■ WHAT YOU HAVE TO DO:
Which of the lines below hold "hammer"? Please return each one.

%%

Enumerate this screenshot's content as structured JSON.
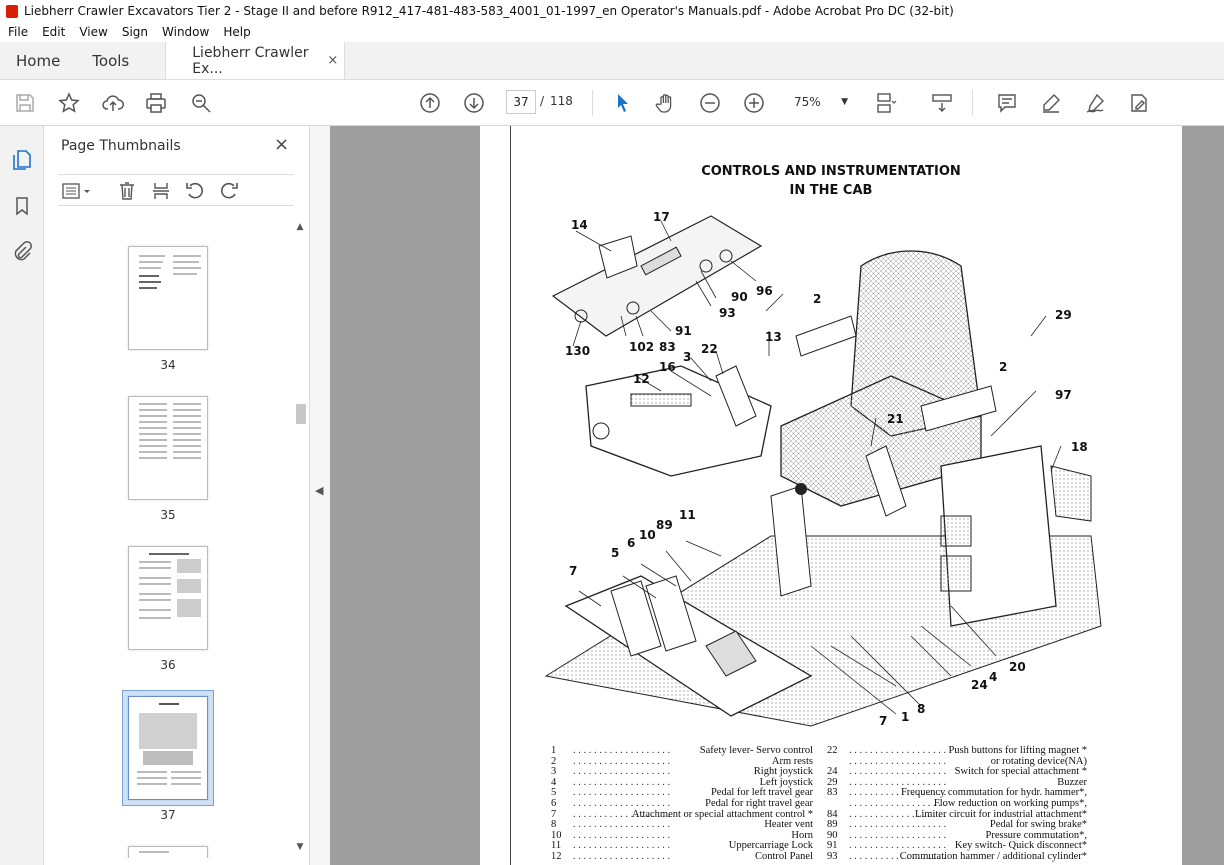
{
  "window": {
    "title": "Liebherr Crawler Excavators Tier 2 - Stage II and before  R912_417-481-483-583_4001_01-1997_en Operator's Manuals.pdf - Adobe Acrobat Pro DC (32-bit)"
  },
  "menu": [
    "File",
    "Edit",
    "View",
    "Sign",
    "Window",
    "Help"
  ],
  "tabs": {
    "home": "Home",
    "tools": "Tools",
    "document": "Liebherr Crawler Ex...",
    "close": "×"
  },
  "toolbar": {
    "current_page": "37",
    "page_sep": "/",
    "total_pages": "118",
    "zoom": "75%"
  },
  "thumbnail_panel": {
    "title": "Page Thumbnails",
    "close": "×",
    "pages": [
      {
        "label": "34",
        "selected": false
      },
      {
        "label": "35",
        "selected": false
      },
      {
        "label": "36",
        "selected": false
      },
      {
        "label": "37",
        "selected": true
      }
    ]
  },
  "document_page": {
    "title_line1": "CONTROLS AND INSTRUMENTATION",
    "title_line2": "IN THE CAB",
    "callouts": [
      "14",
      "17",
      "90",
      "96",
      "93",
      "2",
      "29",
      "91",
      "83",
      "102",
      "130",
      "13",
      "22",
      "3",
      "16",
      "12",
      "2",
      "97",
      "21",
      "18",
      "11",
      "89",
      "10",
      "6",
      "5",
      "7",
      "1",
      "8",
      "7",
      "24",
      "4",
      "20"
    ],
    "legend_left": [
      {
        "num": "1",
        "text": "Safety lever- Servo control"
      },
      {
        "num": "2",
        "text": "Arm rests"
      },
      {
        "num": "3",
        "text": "Right joystick"
      },
      {
        "num": "4",
        "text": "Left joystick"
      },
      {
        "num": "5",
        "text": "Pedal for left travel gear"
      },
      {
        "num": "6",
        "text": "Pedal for right travel gear"
      },
      {
        "num": "7",
        "text": "Attachment or special attachment control *"
      },
      {
        "num": "8",
        "text": "Heater vent"
      },
      {
        "num": "10",
        "text": "Horn"
      },
      {
        "num": "11",
        "text": "Uppercarriage Lock"
      },
      {
        "num": "12",
        "text": "Control Panel"
      }
    ],
    "legend_right": [
      {
        "num": "22",
        "text": "Push buttons for lifting magnet *"
      },
      {
        "num": "",
        "text": "or rotating device(NA)"
      },
      {
        "num": "24",
        "text": "Switch for special attachment *"
      },
      {
        "num": "29",
        "text": "Buzzer"
      },
      {
        "num": "83",
        "text": "Frequency commutation for hydr. hammer*,"
      },
      {
        "num": "",
        "text": "Flow reduction on working pumps*,"
      },
      {
        "num": "84",
        "text": "Limiter circuit for industrial attachment*"
      },
      {
        "num": "89",
        "text": "Pedal for swing brake*"
      },
      {
        "num": "90",
        "text": "Pressure commutation*,"
      },
      {
        "num": "91",
        "text": "Key switch- Quick disconnect*"
      },
      {
        "num": "93",
        "text": "Commutation hammer / additional cylinder*"
      }
    ]
  },
  "colors": {
    "acrobat_red": "#d81e05",
    "selection": "#cfe0f5",
    "viewer_bg": "#9e9e9e"
  }
}
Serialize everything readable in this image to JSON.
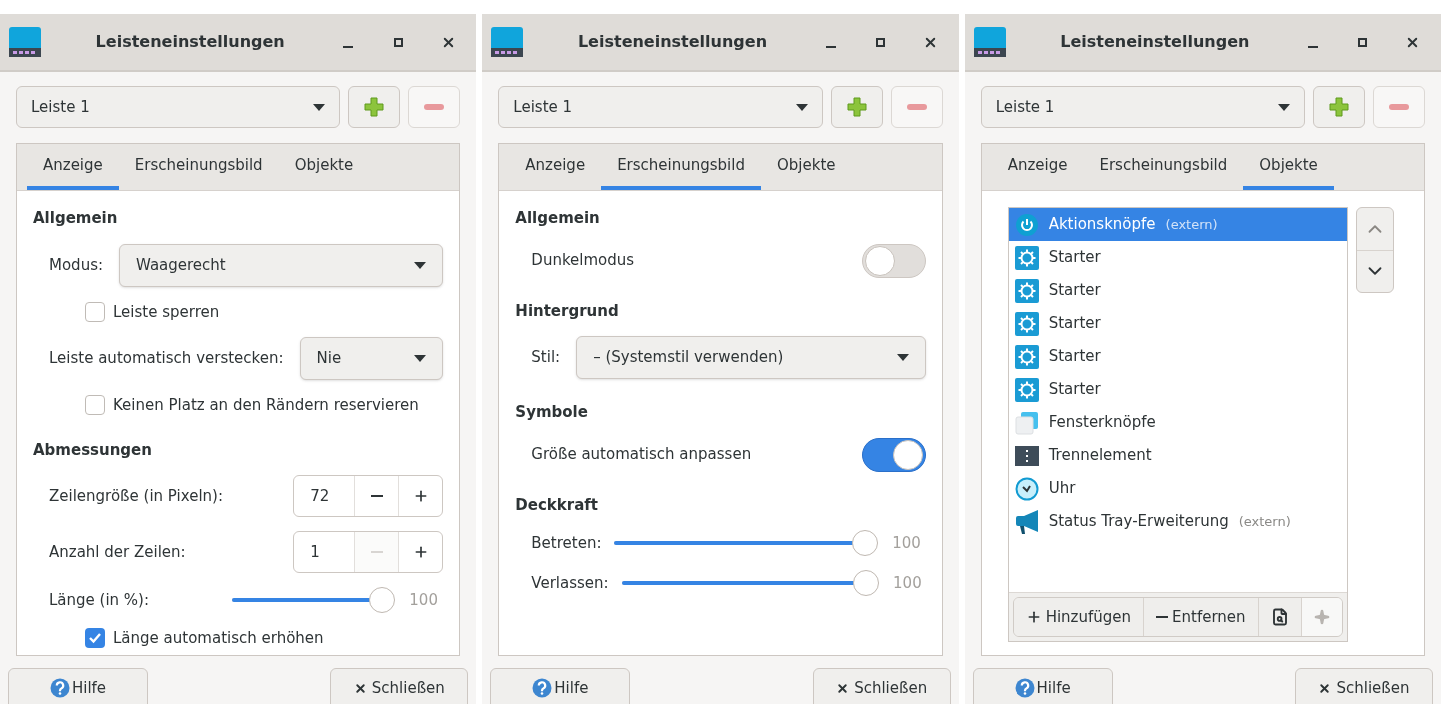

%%

■ TASK RESULT:
        "text": "Frequency commutation for hydr. hammer*,"
        "text": "Commutation hammer / additional cylinder*"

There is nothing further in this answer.